The global church in an English village

The Londoners who come to Aylesford as pilgrims are an impressively polychrome microcosm of Christianity.
January 8, 2021
(Darren Glanville, Creative Commons)

I once suggested that if the Roman Catholic Church ever chose a single motto, an excellent candidate might be Iter semper (always traveling). That is particularly true today, when the church in Europe is passing through so many crises and yet is being constantly revived and strengthened by new arrivals.

As one representative illustration, look at the popular English pilgrimage site of Aylesford, in Kent. There, in 1240, English Christians imported the Car­melite tradition from the Holy Land and established a house in that order. Ayles­ford was, in a sense, an immigrant foundation. An early prior was Simon Stock, who became a venerated saint. After cen­turies of secular use, the house once again became a pilgrimage destination in the 1950s, at first on a limited scale. The real explosion came at the end of the century, when Aylesford started attracting crowds drawn chiefly from newer ethnic and immigrant groups from the Greater London area.

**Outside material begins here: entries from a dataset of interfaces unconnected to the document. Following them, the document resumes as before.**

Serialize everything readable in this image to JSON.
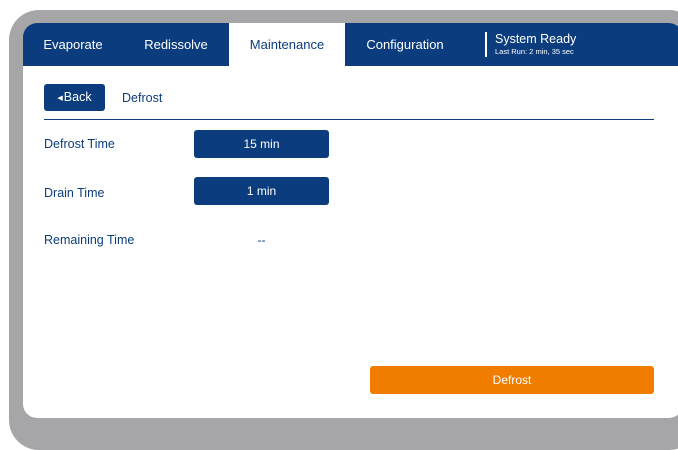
{
  "tabs": [
    {
      "label": "Evaporate",
      "active": false
    },
    {
      "label": "Redissolve",
      "active": false
    },
    {
      "label": "Maintenance",
      "active": true
    },
    {
      "label": "Configuration",
      "active": false
    }
  ],
  "status": {
    "title": "System Ready",
    "last_run": "Last Run: 2 min, 35 sec"
  },
  "nav": {
    "back_label": "Back",
    "back_icon": "triangle-left-icon",
    "page_title": "Defrost"
  },
  "fields": {
    "defrost_time": {
      "label": "Defrost Time",
      "value": "15 min"
    },
    "drain_time": {
      "label": "Drain Time",
      "value": "1 min"
    },
    "remaining_time": {
      "label": "Remaining Time",
      "value": "--"
    }
  },
  "action": {
    "label": "Defrost"
  },
  "colors": {
    "primary": "#0b3d7e",
    "accent": "#f07d00",
    "bezel": "#a6a6a8"
  }
}
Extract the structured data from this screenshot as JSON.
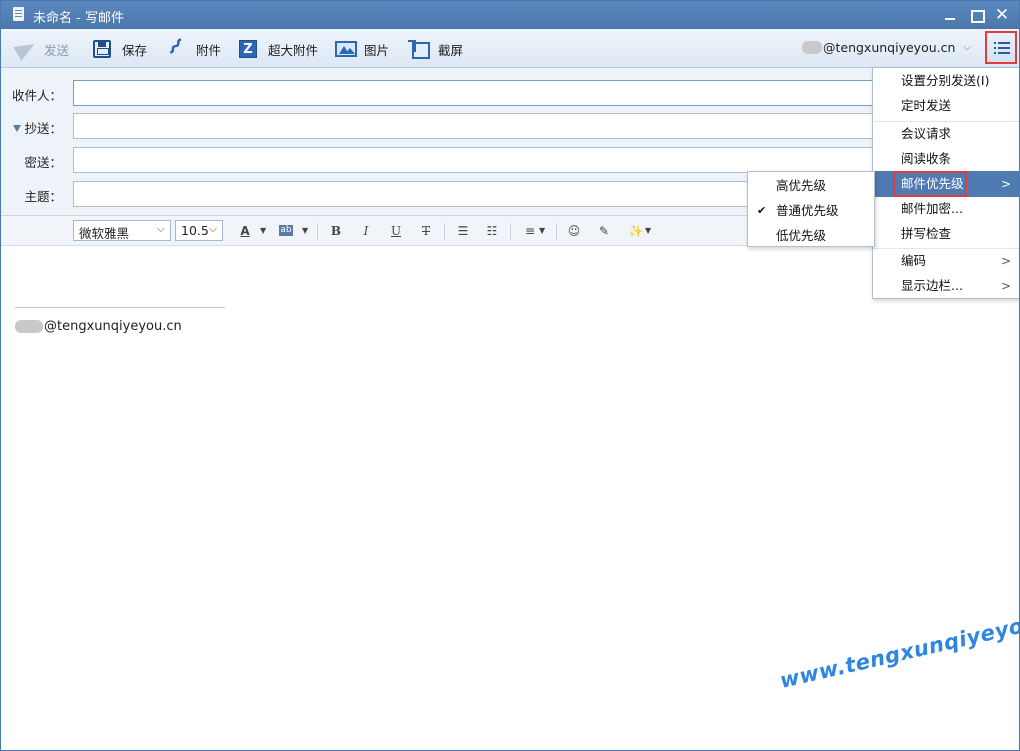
{
  "window": {
    "title": "未命名 - 写邮件"
  },
  "toolbar": {
    "send": "发送",
    "save": "保存",
    "attach": "附件",
    "large_attach": "超大附件",
    "image": "图片",
    "screenshot": "截屏",
    "account": "@tengxunqiyeyou.cn"
  },
  "fields": {
    "to_label": "收件人：",
    "cc_label": "抄送：",
    "bcc_label": "密送：",
    "subject_label": "主题：",
    "to_value": "",
    "cc_value": "",
    "bcc_value": "",
    "subject_value": ""
  },
  "format": {
    "font": "微软雅黑",
    "size": "10.5",
    "bold": "B",
    "italic": "I",
    "underline": "U",
    "strike": "T"
  },
  "body": {
    "signature": "@tengxunqiyeyou.cn"
  },
  "menu": {
    "items": [
      {
        "label": "设置分别发送(I)"
      },
      {
        "label": "定时发送"
      },
      {
        "label": "会议请求"
      },
      {
        "label": "阅读收条"
      },
      {
        "label": "邮件优先级",
        "highlighted": true,
        "submenu": true
      },
      {
        "label": "邮件加密..."
      },
      {
        "label": "拼写检查"
      },
      {
        "label": "编码",
        "submenu": true
      },
      {
        "label": "显示边栏...",
        "submenu": true
      }
    ]
  },
  "priority_menu": {
    "items": [
      {
        "label": "高优先级",
        "checked": false
      },
      {
        "label": "普通优先级",
        "checked": true
      },
      {
        "label": "低优先级",
        "checked": false
      }
    ]
  },
  "watermark": "www.tengxunqiyeyou.com",
  "colors": {
    "titlebar": "#5b89bf",
    "highlight": "#4f7ab2",
    "annotation_red": "#e23b3b",
    "watermark_blue": "#2f86e0"
  }
}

During one of the many pilgrimages in any given year, Aylesford looks like an impressively polychrome microcosm of the universal church. Among the many specialized events held in 2020 were gatherings intended for Indians (with separate days set aside for Tamils, Goans, and Keralans), as well as Nigerians, Brazilians, Italians, Portuguese, and Poles. A generic Caribbean event is one of the most popular. The faithful can incorporate several historic shrines in a substantial walk through Kent, the Augustine Camino, named for the celebrated Spanish route to Santiago.

Similar events can be found at many other shrines devoted to the Virgin Mary, notably Walsingham in Norfolk, the British center for Catholics and Angli­cans alike. There, too, the Carib­bean event is a centerpiece of the Catholic ritual year, but flags and banners at other gatherings typically represent Sri Lanka, India, the Philippines, Vietnam, Nigeria, Ghana, Ethiopia, Congo, Zimbabwe, Lithuania, Ireland, Brazil, and Trinidad. We will also find many smaller units, like a Punjabi Rosary group. The priest celebrating at a given event might well be African, often Nigerian.

There was a time when such newer ethnic groups might have been seen as an exotic or marginal addition to an English or Irish mainstream, but no longer. In recent times, Christian churches of all kinds have contracted very sharply in Britain, and the Church of England in particular has suffered badly. In theory, Anglicans far exceed Catholics as a share of the population, but for decades now, the number of Catholics actually attending services has comfortably exceeded the number of Anglicans.

In general, Catholic levels of participation have declined over time, as mea­sured by priestly vocations as well as regular church attendance, and waves of scandals have clearly had an impact. But the steep decline among ethnically English and Irish believers has been more than compensated for by the en­thusiasm of newer populations. In 2008, Eastern Europeans (mainly Poles) made up almost 10 percent of British Catholics, more than twice the number of those with Irish backgrounds. People from Africa, Asia, Latin America, and the Caribbean accounted for a further 11 percent.

Although those immigrant groups were still a minority of the faithful, they preserved older habits of devotion and participation, which made them a strong and visible component of urban Catholic churches. Many parishes that had been facing crisis or even closure revived heartily when they began offering services in Polish, Portuguese, or one of the South Asian languages. The main problem the churches faced a few years ago was how to deal with the ethnic or immigrant congregations spilling over into the streets. Beyond ethnicity, the immigrants were usually visible by their relative youth. Elderly Irish women sat next to young adult South Indians or Ghanaians.

I have been using the past tense here, as matters are now in such flux. Whatever we may think of the economic effects of Britain’s decision to leave the European Union—and I could write about Brexit at apocalyptic length—the ethnic and religious consequences are dire. Just since 2016, the country’s Polish population has fallen from almost a million to under 700,000, and it continues to plunge. Ex­pect dramatic falls in figures for Catholic attendance and participation.

To varying degrees, the British conditions I am describing here can be found in many Western countries, including the United States. Traditionally Catholic countries like France and Italy draw heavily on Global South nations for their priests, and Nigerian and Vietnamese candidates are much in evidence in seminaries. Anywhere in urban Western Europe, it is instructive to observe the languages in which mass is offered in churches on any given day, with frequent choices being Polish, Tamil, Vietnamese, Tagalog, and English. The last is chiefly intended for the convenience of Anglo­phone Africans.

Without that global reality, Catholi­cism in the West would be a much slighter and more troubled phenomenon than it already is.

A version of this article appears in the print edition under the title The church in motion.